Two couples in their 80s have committed suicide by swallowing medicines in Paris, prompting a debate in France on euthanasia or mercy killing which is still illegal in the country.
The suicides came just four days apart. The second couple, aged 84 and 81, were found dead on Monday at their apartment in a building in the fashionable seventh district, police said.
"They committed suicide by swallowing medicines," the police source said. "They left a letter explaining their action."
The caretaker of the building told AFP their bodies were discovered by the maid. A neighbour described them as a "nice elderly couple".
Another neighbour said the woman suffered from cancer and walked with crutches. "But they went to the theatre and liked to go out," she told AFP.
On Friday, another couple -- both aged 86 -- took their lives in the luxury Le Lutetia hotel. Their bodies were discovered by room service taking up their breakfast.
They asphyxiated after putting plastic bags on their heads and were found lying hand in hand.

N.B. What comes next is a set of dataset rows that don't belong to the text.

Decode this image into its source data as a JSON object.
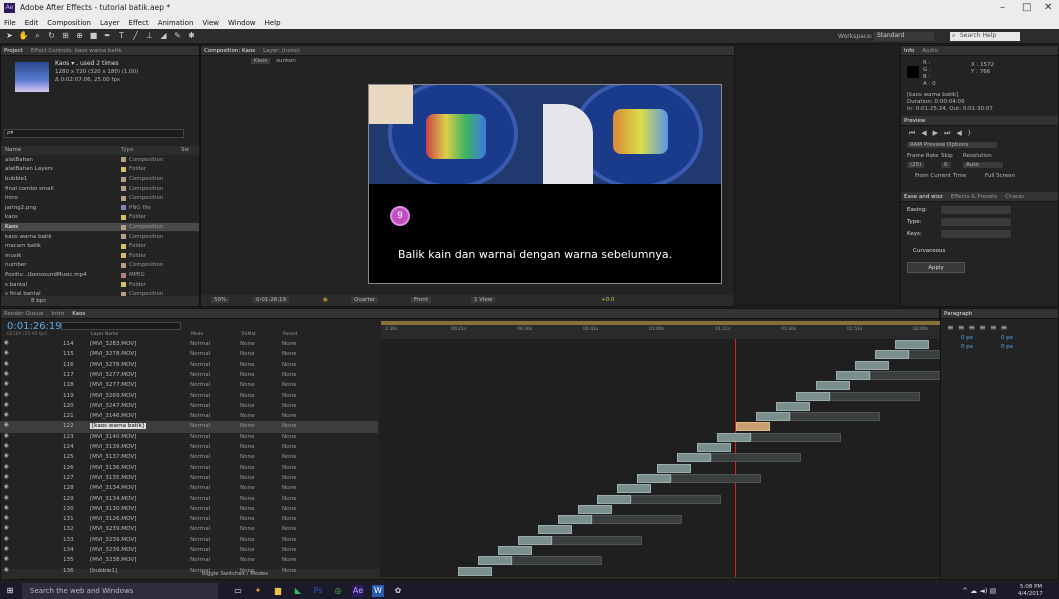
{
  "window": {
    "title": "Adobe After Effects - tutorial batik.aep *",
    "app_badge": "Ae"
  },
  "menu": [
    "File",
    "Edit",
    "Composition",
    "Layer",
    "Effect",
    "Animation",
    "View",
    "Window",
    "Help"
  ],
  "toolbar": {
    "workspace_label": "Workspace:",
    "workspace_value": "Standard",
    "search_help": "Search Help"
  },
  "project": {
    "tabs": [
      "Project",
      "Effect Controls: kaos warna batik"
    ],
    "selected_name": "Kaos ▾ , used 2 times",
    "selected_info1": "1280 x 720 (320 x 180) (1.00)",
    "selected_info2": "Δ 0:02:07:06, 25.00 fps",
    "search_placeholder": "ρ▾",
    "col_name": "Name",
    "col_type": "Type",
    "col_size": "Siz",
    "items": [
      {
        "name": "alatBahan",
        "type": "Composition",
        "color": "#b0a080"
      },
      {
        "name": "alatBahan Layers",
        "type": "Folder",
        "color": "#d8c060"
      },
      {
        "name": "bubble1",
        "type": "Composition",
        "color": "#b0a080"
      },
      {
        "name": "final combo small",
        "type": "Composition",
        "color": "#b0a080"
      },
      {
        "name": "Intro",
        "type": "Composition",
        "color": "#b0a080"
      },
      {
        "name": "jaring2.png",
        "type": "PNG file",
        "color": "#8080c0"
      },
      {
        "name": "kaos",
        "type": "Folder",
        "color": "#d8c060"
      },
      {
        "name": "Kaos",
        "type": "Composition",
        "color": "#b0a080"
      },
      {
        "name": "kaos warna batik",
        "type": "Composition",
        "color": "#b0a080"
      },
      {
        "name": "macam batik",
        "type": "Folder",
        "color": "#d8c060"
      },
      {
        "name": "musik",
        "type": "Folder",
        "color": "#d8c060"
      },
      {
        "name": "number",
        "type": "Composition",
        "color": "#b0a080"
      },
      {
        "name": "Positiv...(bensoundMusic.mp4",
        "type": "MPEG",
        "color": "#b08080"
      },
      {
        "name": "s bantal",
        "type": "Folder",
        "color": "#d8c060"
      },
      {
        "name": "s final bantal",
        "type": "Composition",
        "color": "#b0a080"
      }
    ],
    "bpc": "8 bpc"
  },
  "composition": {
    "tabs": [
      "Composition: Kaos",
      "Layer: (none)"
    ],
    "breadcrumb": [
      "Kaos",
      "sunken"
    ],
    "caption": "Balik kain dan warnai dengan warna sebelumnya.",
    "badge": "9",
    "zoom": "50%",
    "timecode": "0:01:26:19",
    "resolution": "Quarter",
    "view": "Front",
    "views": "1 View",
    "exposure": "+0.0"
  },
  "info": {
    "tabs": [
      "Info",
      "Audio"
    ],
    "r": "R :",
    "g": "G :",
    "b": "B :",
    "a": "A : 0",
    "x": "X : 1572",
    "y": "Y : 766",
    "layer": "[kaos warna batik]",
    "duration": "Duration: 0:00:04:09",
    "inout": "In: 0:01:25:24, Out: 0:01:30:07"
  },
  "preview": {
    "title": "Preview",
    "ram": "RAM Preview Options",
    "frame_rate": "Frame Rate",
    "skip": "Skip",
    "resolution": "Resolution",
    "fr_val": "(25)",
    "skip_val": "0",
    "res_val": "Auto",
    "from_current": "From Current Time",
    "full_screen": "Full Screen"
  },
  "ease": {
    "tabs": [
      "Ease and wizz",
      "Effects & Presets",
      "Charac"
    ],
    "easing": "Easing:",
    "type": "Type:",
    "keys": "Keys:",
    "curvaceous": "Curvaceous",
    "apply": "Apply"
  },
  "timeline": {
    "tabs": [
      "Render Queue",
      "Intro",
      "Kaos"
    ],
    "timecode": "0:01:26:19",
    "frames": "02169 (25.00 fps)",
    "col_layer": "Layer Name",
    "col_mode": "Mode",
    "col_trkmat": "TrkMat",
    "col_parent": "Parent",
    "ruler": [
      "1:30s",
      "00:21s",
      "00:30s",
      "00:41s",
      "01:00s",
      "01:21s",
      "01:30s",
      "01:51s",
      "02:00s"
    ],
    "toggle": "Toggle Switches / Modes",
    "layers": [
      {
        "num": "114",
        "name": "[MVI_3283.MOV]"
      },
      {
        "num": "115",
        "name": "[MVI_3278.MOV]"
      },
      {
        "num": "116",
        "name": "[MVI_3278.MOV]"
      },
      {
        "num": "117",
        "name": "[MVI_3277.MOV]"
      },
      {
        "num": "118",
        "name": "[MVI_3277.MOV]"
      },
      {
        "num": "119",
        "name": "[MVI_3269.MOV]"
      },
      {
        "num": "120",
        "name": "[MVI_3247.MOV]"
      },
      {
        "num": "121",
        "name": "[MVI_3146.MOV]"
      },
      {
        "num": "122",
        "name": "[kaos warna batik]"
      },
      {
        "num": "123",
        "name": "[MVI_3140.MOV]"
      },
      {
        "num": "124",
        "name": "[MVI_3139.MOV]"
      },
      {
        "num": "125",
        "name": "[MVI_3137.MOV]"
      },
      {
        "num": "126",
        "name": "[MVI_3136.MOV]"
      },
      {
        "num": "127",
        "name": "[MVI_3135.MOV]"
      },
      {
        "num": "128",
        "name": "[MVI_3134.MOV]"
      },
      {
        "num": "129",
        "name": "[MVI_3134.MOV]"
      },
      {
        "num": "130",
        "name": "[MVI_3130.MOV]"
      },
      {
        "num": "131",
        "name": "[MVI_3126.MOV]"
      },
      {
        "num": "132",
        "name": "[MVI_3239.MOV]"
      },
      {
        "num": "133",
        "name": "[MVI_3239.MOV]"
      },
      {
        "num": "134",
        "name": "[MVI_3239.MOV]"
      },
      {
        "num": "135",
        "name": "[MVI_3238.MOV]"
      },
      {
        "num": "136",
        "name": "[bubble1]"
      }
    ],
    "mode": "Normal",
    "trkmat": "None",
    "parent": "None"
  },
  "paragraph": {
    "title": "Paragraph",
    "px": "0 px"
  },
  "taskbar": {
    "search": "Search the web and Windows",
    "time": "5:08 PM",
    "date": "4/4/2017"
  }
}
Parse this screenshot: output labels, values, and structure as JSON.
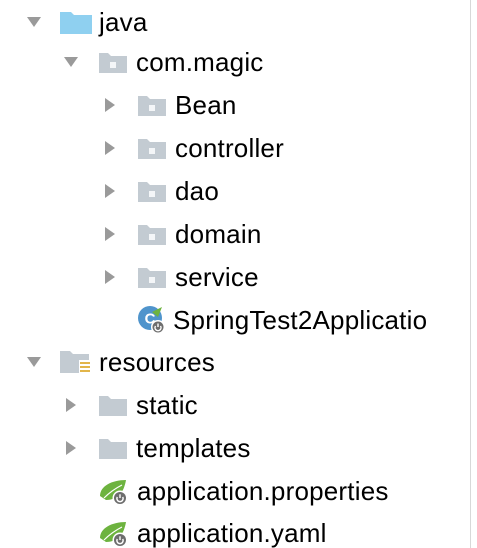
{
  "tree": {
    "items": [
      {
        "label": "java",
        "expanded": true,
        "type": "source-folder",
        "icon": "source-folder-icon"
      },
      {
        "label": "com.magic",
        "expanded": true,
        "type": "package",
        "icon": "package-folder-icon"
      },
      {
        "label": "Bean",
        "expanded": false,
        "type": "package",
        "icon": "package-folder-icon"
      },
      {
        "label": "controller",
        "expanded": false,
        "type": "package",
        "icon": "package-folder-icon"
      },
      {
        "label": "dao",
        "expanded": false,
        "type": "package",
        "icon": "package-folder-icon"
      },
      {
        "label": "domain",
        "expanded": false,
        "type": "package",
        "icon": "package-folder-icon"
      },
      {
        "label": "service",
        "expanded": false,
        "type": "package",
        "icon": "package-folder-icon"
      },
      {
        "label": "SpringTest2Applicatio",
        "type": "spring-boot-class",
        "icon": "spring-boot-app-icon"
      },
      {
        "label": "resources",
        "expanded": true,
        "type": "resources-folder",
        "icon": "resources-folder-icon"
      },
      {
        "label": "static",
        "expanded": false,
        "type": "folder",
        "icon": "folder-icon"
      },
      {
        "label": "templates",
        "expanded": false,
        "type": "folder",
        "icon": "folder-icon"
      },
      {
        "label": "application.properties",
        "type": "spring-config",
        "icon": "spring-config-icon"
      },
      {
        "label": "application.yaml",
        "type": "spring-config",
        "icon": "spring-config-icon"
      }
    ]
  },
  "colors": {
    "arrow": "#9a9a9a",
    "source_folder": "#8fd0f0",
    "folder": "#c3cbd2",
    "package_dot": "#f4f6f8",
    "resources_bars": "#e2b54a",
    "spring_leaf": "#6db33f",
    "spring_circle": "#4f94cc",
    "divider": "#d8d8d8"
  }
}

The couple, who met as students after World War II and had been together since, left a typewritten note claiming "the right to die with dignity."
Bernard and Georgette Cazes also asked their sole surviving son to campaign for the right to euthanasia after their death.

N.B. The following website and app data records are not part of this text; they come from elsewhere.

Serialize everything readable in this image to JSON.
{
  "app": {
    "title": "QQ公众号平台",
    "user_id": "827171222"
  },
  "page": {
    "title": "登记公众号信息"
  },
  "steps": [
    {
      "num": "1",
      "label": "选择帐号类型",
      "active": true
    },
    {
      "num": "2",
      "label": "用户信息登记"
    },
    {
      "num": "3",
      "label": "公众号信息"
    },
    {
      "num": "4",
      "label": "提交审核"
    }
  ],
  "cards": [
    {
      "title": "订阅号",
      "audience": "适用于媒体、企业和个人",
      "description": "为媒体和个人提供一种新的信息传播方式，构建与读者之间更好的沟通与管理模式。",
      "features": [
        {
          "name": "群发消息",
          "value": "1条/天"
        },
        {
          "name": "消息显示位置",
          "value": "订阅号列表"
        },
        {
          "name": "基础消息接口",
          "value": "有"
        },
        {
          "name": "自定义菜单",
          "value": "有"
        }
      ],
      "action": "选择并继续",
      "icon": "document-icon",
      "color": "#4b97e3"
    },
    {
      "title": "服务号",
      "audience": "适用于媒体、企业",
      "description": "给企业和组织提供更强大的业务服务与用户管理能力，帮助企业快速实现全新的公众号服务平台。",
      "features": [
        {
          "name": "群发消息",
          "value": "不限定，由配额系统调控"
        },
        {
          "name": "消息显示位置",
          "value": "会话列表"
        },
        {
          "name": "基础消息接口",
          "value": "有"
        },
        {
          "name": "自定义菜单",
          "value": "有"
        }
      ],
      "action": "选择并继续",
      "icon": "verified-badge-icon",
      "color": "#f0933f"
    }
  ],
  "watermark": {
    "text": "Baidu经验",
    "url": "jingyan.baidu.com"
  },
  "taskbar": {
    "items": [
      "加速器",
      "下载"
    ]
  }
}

Socialist President Francois Hollande promised during his 2012 campaign to look into legalising euthanasia.
Assisted deaths are either legal or have been decriminalised in Switzerland, Luxembourg, Belgium and The Netherlands.
A six-month study on euthanasia last year said that active euthanasia -- an act by a third person intended to cause death -- should remain banned.

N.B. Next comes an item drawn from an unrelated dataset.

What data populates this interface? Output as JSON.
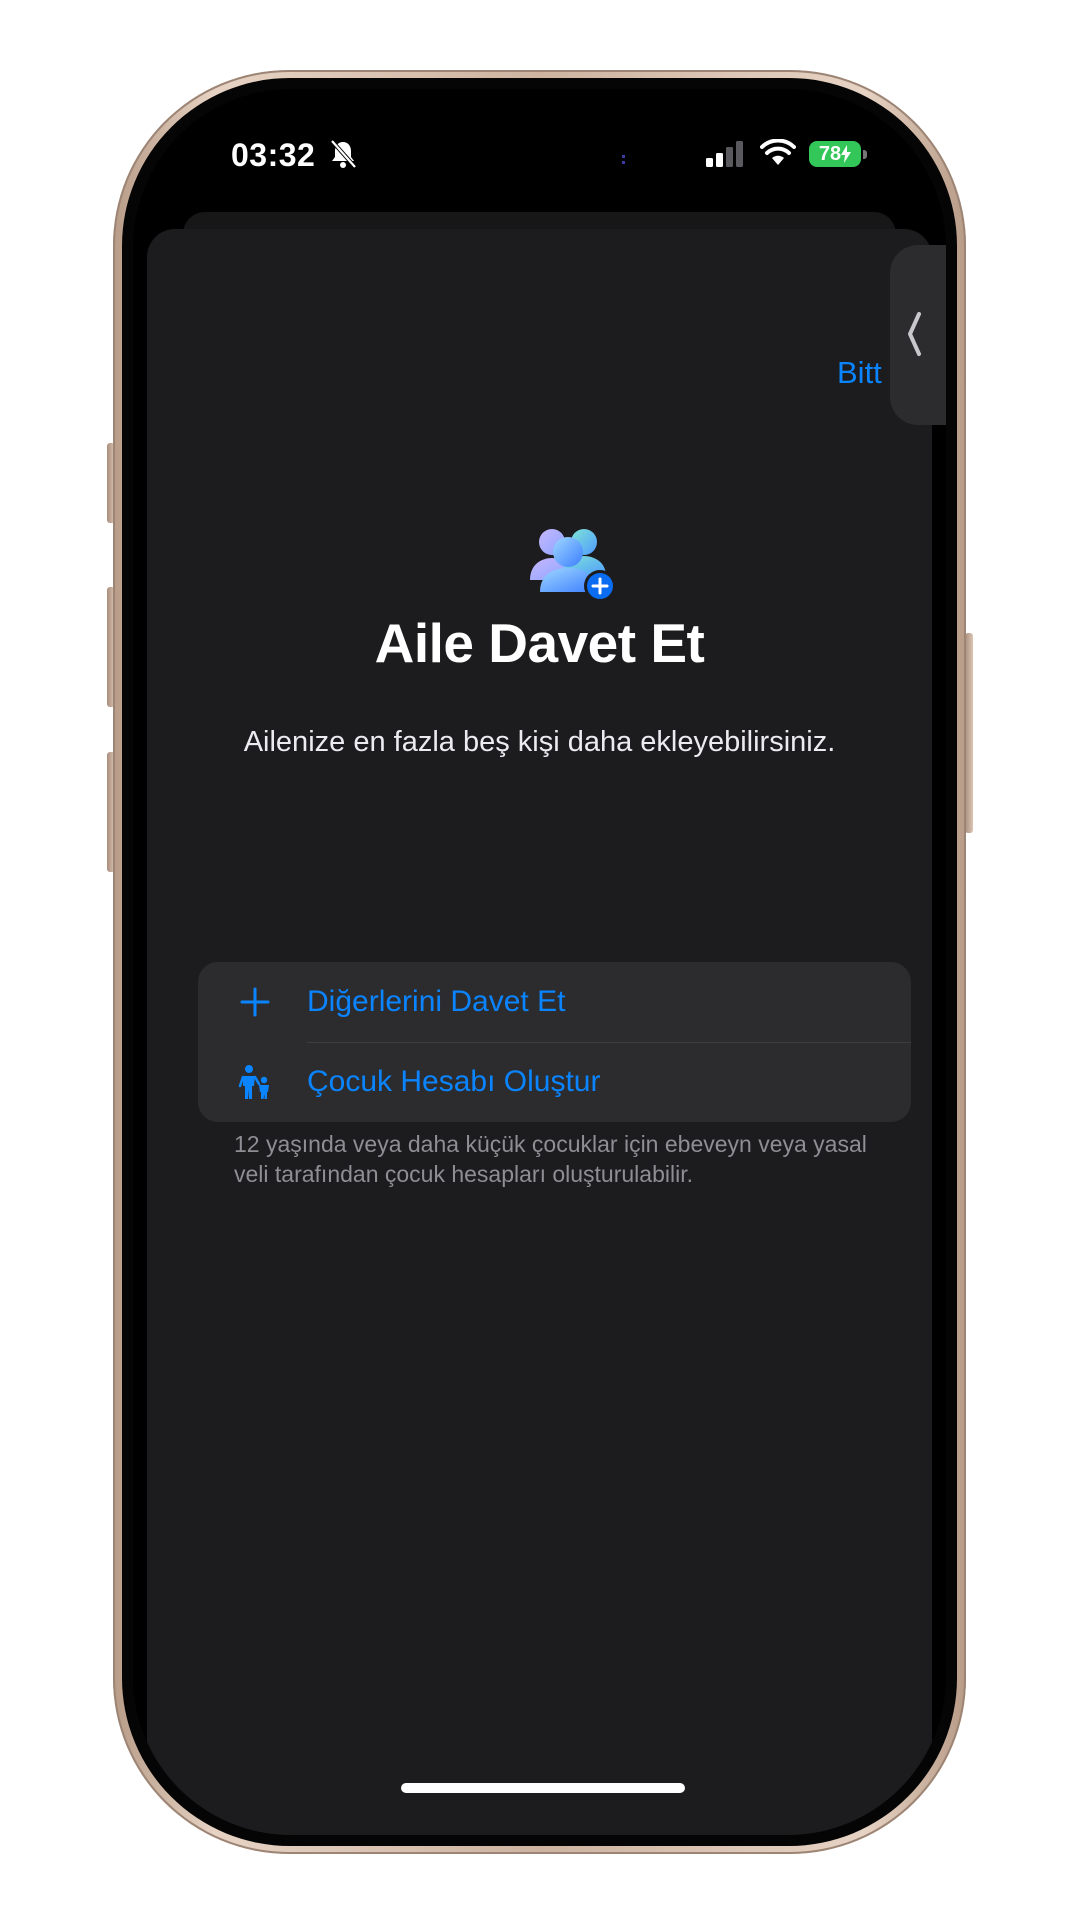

But it said the government should take into account public opinion on the subject. A poll by IFOP early this month showed that 92 percent of French people favoured euthanasia for patients suffering from terminal illnesses or facing great suffering.
Jean-Luc Romero, the head of the Association for the Right to Die with Dignity, told Le Parisien daily on Monday that only 10 percent of successful suicides in France involved the use of medicines, with the rest forced to take violent action to kill themselves.
"With assisted suicides one avoids the tragedies, and they can lead to a departure in a few minutes, calmly, without suffering and in the presence of loved ones."